Some time ago Bill and I were talking about abalone, wondering what all the fuss was about and why people would risk life and limb to harvest wild abalone. Why do people go out in search for this shellfish in spite of the frigid cold waters on the Northern California coast? And let's not even talk about the risk of becoming shark food. We also saw an episode of Bay Area Backroads where they talked about this delicacy. So we decided that one day we were going to try it.

This past Saturday, we went out to the coast to US Abalone and bought some farmed abalone. It was a bit of a surprise, because Bill refused to tell me where we were going, and I only realized his plan once we entered the driveway of the store/farm.

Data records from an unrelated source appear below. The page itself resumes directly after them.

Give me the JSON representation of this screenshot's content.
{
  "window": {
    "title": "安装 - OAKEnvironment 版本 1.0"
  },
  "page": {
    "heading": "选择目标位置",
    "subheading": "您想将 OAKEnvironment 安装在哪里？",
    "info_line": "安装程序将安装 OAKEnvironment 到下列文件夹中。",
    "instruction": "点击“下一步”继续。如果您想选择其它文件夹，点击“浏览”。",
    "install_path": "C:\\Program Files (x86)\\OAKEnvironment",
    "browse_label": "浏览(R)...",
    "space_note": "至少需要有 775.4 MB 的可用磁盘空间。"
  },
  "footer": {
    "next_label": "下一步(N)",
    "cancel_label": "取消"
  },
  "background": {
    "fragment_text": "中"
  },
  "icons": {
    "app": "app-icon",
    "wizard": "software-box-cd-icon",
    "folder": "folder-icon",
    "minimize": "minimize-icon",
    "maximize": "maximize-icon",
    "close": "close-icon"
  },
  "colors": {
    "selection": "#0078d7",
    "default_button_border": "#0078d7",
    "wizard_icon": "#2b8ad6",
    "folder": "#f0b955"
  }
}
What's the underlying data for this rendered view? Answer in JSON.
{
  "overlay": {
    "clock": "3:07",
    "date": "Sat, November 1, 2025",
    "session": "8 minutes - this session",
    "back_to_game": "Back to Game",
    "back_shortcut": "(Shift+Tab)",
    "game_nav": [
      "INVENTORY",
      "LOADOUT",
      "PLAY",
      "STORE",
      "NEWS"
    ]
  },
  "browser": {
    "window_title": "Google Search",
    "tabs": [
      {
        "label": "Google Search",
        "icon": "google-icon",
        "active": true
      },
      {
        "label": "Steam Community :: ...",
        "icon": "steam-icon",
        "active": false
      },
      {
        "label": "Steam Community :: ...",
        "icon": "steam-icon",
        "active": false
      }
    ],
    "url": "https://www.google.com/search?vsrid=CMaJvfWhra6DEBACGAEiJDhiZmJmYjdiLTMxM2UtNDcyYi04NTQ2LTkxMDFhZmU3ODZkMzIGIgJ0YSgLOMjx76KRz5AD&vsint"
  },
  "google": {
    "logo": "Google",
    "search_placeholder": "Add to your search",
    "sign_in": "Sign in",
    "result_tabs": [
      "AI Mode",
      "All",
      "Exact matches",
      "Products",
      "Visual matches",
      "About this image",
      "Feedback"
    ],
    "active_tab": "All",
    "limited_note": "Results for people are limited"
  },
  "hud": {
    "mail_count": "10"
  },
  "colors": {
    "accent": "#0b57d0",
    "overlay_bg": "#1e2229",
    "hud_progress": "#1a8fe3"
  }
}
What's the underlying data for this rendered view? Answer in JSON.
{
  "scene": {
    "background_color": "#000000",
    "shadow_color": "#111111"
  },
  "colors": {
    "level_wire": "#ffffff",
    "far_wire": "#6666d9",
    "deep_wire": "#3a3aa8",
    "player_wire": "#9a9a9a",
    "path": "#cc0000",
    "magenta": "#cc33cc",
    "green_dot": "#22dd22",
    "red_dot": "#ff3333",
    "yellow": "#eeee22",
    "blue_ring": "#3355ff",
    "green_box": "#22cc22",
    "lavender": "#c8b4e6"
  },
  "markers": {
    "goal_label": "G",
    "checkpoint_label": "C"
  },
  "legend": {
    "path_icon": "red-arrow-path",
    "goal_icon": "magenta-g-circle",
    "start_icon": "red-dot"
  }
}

We got four medium-sized shellfish ($10 each) and had the salesclerk explain to us how to shuck the meat off the shells. Bill coooked 'em using a recipe he found online. We had pan-fried abalone with beurre blanc sauce, some steamed green beans, and lemon-parsley orzo. Verdict: YUM. It tasted a bit like clams, to be honest, but it was a lot better. The sauce was perfect with it. Even though the meal didn't look like much, we were full by the time we got done. Four medium-sized abalone is perfect for two people.

Along with the meal, we had a really nice bottle of McHenry pinot noir, 1980 vintage. (Yes, that's correct, 1980). We won it at a raffle from this year's Pinot Paradise. We were a bit apprehensive about the wine; we weren't sure how good (or bad) a 27-year-old pinot noir would be. It actually turned out to be very good. It still tasted fruity, wasn't too earthy, and was still quite alcohol-y. The only difference my untrained mouth could detect was that it had a little bit of a silky/oily mouthfeel.

Anyway, now I'm wondering if the wild stuff is really that much better...